WHAT IS REQUIRED:
Please return each record exactly as it stands.

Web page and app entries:
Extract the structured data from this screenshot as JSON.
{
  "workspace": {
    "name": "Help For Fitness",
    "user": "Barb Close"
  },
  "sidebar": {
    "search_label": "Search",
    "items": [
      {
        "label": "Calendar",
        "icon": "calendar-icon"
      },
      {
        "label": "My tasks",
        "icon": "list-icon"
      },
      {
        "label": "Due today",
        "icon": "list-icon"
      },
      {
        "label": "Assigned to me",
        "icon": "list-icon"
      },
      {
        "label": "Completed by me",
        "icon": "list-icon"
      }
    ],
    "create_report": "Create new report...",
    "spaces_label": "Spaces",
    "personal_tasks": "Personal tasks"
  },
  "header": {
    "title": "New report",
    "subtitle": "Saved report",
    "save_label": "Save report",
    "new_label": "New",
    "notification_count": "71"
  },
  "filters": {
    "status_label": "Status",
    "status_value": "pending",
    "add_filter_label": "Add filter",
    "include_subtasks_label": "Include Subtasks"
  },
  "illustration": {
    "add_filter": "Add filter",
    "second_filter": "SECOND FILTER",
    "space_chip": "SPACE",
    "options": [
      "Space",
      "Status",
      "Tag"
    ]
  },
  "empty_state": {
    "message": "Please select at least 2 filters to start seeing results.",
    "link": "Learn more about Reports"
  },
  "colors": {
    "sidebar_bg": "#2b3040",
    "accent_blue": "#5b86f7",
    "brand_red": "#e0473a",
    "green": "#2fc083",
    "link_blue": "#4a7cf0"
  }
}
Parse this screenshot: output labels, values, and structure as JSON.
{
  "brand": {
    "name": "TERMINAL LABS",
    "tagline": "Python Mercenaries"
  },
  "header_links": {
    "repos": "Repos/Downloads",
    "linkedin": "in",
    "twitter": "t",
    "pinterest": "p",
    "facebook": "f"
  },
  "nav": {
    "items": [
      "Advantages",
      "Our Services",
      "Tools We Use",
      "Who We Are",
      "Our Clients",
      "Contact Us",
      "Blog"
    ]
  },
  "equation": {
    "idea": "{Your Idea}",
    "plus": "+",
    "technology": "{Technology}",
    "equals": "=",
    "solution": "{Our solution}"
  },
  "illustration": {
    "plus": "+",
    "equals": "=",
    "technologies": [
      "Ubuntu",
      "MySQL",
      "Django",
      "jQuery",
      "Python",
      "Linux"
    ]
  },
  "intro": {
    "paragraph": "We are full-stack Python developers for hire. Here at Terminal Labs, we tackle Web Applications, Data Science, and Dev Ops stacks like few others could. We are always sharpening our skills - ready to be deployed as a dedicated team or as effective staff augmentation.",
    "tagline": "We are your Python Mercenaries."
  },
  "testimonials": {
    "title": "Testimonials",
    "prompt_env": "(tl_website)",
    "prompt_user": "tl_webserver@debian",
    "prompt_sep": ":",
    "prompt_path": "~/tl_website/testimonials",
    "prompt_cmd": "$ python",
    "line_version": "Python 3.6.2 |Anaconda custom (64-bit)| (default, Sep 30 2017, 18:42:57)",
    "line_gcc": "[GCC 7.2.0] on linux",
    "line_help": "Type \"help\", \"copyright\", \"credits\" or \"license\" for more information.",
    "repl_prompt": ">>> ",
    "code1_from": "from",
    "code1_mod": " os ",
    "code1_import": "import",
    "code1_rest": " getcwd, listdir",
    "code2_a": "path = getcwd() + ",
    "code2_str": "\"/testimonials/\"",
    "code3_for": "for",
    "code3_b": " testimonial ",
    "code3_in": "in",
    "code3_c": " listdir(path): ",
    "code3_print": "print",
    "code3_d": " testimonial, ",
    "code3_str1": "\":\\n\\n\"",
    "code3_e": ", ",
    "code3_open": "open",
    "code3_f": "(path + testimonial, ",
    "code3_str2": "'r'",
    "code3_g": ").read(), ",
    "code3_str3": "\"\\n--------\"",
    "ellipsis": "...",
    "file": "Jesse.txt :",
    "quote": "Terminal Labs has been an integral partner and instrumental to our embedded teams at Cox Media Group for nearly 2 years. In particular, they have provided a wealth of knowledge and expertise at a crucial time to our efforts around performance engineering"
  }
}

TASK ANSWER:
Extract the structured data from this screenshot as JSON.
{
  "workspace": {
    "name": "Help For Fitness",
    "user": "Barb Close"
  },
  "sidebar": {
    "search_label": "Search",
    "items": [
      {
        "label": "Calendar",
        "icon": "calendar-icon"
      },
      {
        "label": "My tasks",
        "icon": "list-icon"
      },
      {
        "label": "Due today",
        "icon": "list-icon"
      },
      {
        "label": "Assigned to me",
        "icon": "list-icon"
      },
      {
        "label": "Completed by me",
        "icon": "list-icon"
      }
    ],
    "create_report": "Create new report...",
    "spaces_label": "Spaces",
    "personal_tasks": "Personal tasks"
  },
  "header": {
    "title": "New report",
    "subtitle": "Saved report",
    "save_label": "Save report",
    "new_label": "New",
    "notification_count": "71"
  },
  "filters": {
    "status_label": "Status",
    "status_value": "pending",
    "add_filter_label": "Add filter",
    "include_subtasks_label": "Include Subtasks"
  },
  "illustration": {
    "add_filter": "Add filter",
    "second_filter": "SECOND FILTER",
    "space_chip": "SPACE",
    "options": [
      "Space",
      "Status",
      "Tag"
    ]
  },
  "empty_state": {
    "message": "Please select at least 2 filters to start seeing results.",
    "link": "Learn more about Reports"
  },
  "colors": {
    "sidebar_bg": "#2b3040",
    "accent_blue": "#5b86f7",
    "brand_red": "#e0473a",
    "green": "#2fc083",
    "link_blue": "#4a7cf0"
  }
}
Parse this screenshot: output labels, values, and structure as JSON.
{
  "brand": {
    "name": "TERMINAL LABS",
    "tagline": "Python Mercenaries"
  },
  "header_links": {
    "repos": "Repos/Downloads",
    "linkedin": "in",
    "twitter": "t",
    "pinterest": "p",
    "facebook": "f"
  },
  "nav": {
    "items": [
      "Advantages",
      "Our Services",
      "Tools We Use",
      "Who We Are",
      "Our Clients",
      "Contact Us",
      "Blog"
    ]
  },
  "equation": {
    "idea": "{Your Idea}",
    "plus": "+",
    "technology": "{Technology}",
    "equals": "=",
    "solution": "{Our solution}"
  },
  "illustration": {
    "plus": "+",
    "equals": "=",
    "technologies": [
      "Ubuntu",
      "MySQL",
      "Django",
      "jQuery",
      "Python",
      "Linux"
    ]
  },
  "intro": {
    "paragraph": "We are full-stack Python developers for hire. Here at Terminal Labs, we tackle Web Applications, Data Science, and Dev Ops stacks like few others could. We are always sharpening our skills - ready to be deployed as a dedicated team or as effective staff augmentation.",
    "tagline": "We are your Python Mercenaries."
  },
  "testimonials": {
    "title": "Testimonials",
    "prompt_env": "(tl_website)",
    "prompt_user": "tl_webserver@debian",
    "prompt_sep": ":",
    "prompt_path": "~/tl_website/testimonials",
    "prompt_cmd": "$ python",
    "line_version": "Python 3.6.2 |Anaconda custom (64-bit)| (default, Sep 30 2017, 18:42:57)",
    "line_gcc": "[GCC 7.2.0] on linux",
    "line_help": "Type \"help\", \"copyright\", \"credits\" or \"license\" for more information.",
    "repl_prompt": ">>> ",
    "code1_from": "from",
    "code1_mod": " os ",
    "code1_import": "import",
    "code1_rest": " getcwd, listdir",
    "code2_a": "path = getcwd() + ",
    "code2_str": "\"/testimonials/\"",
    "code3_for": "for",
    "code3_b": " testimonial ",
    "code3_in": "in",
    "code3_c": " listdir(path): ",
    "code3_print": "print",
    "code3_d": " testimonial, ",
    "code3_str1": "\":\\n\\n\"",
    "code3_e": ", ",
    "code3_open": "open",
    "code3_f": "(path + testimonial, ",
    "code3_str2": "'r'",
    "code3_g": ").read(), ",
    "code3_str3": "\"\\n--------\"",
    "ellipsis": "...",
    "file": "Jesse.txt :",
    "quote": "Terminal Labs has been an integral partner and instrumental to our embedded teams at Cox Media Group for nearly 2 years. In particular, they have provided a wealth of knowledge and expertise at a crucial time to our efforts around performance engineering"
  }
}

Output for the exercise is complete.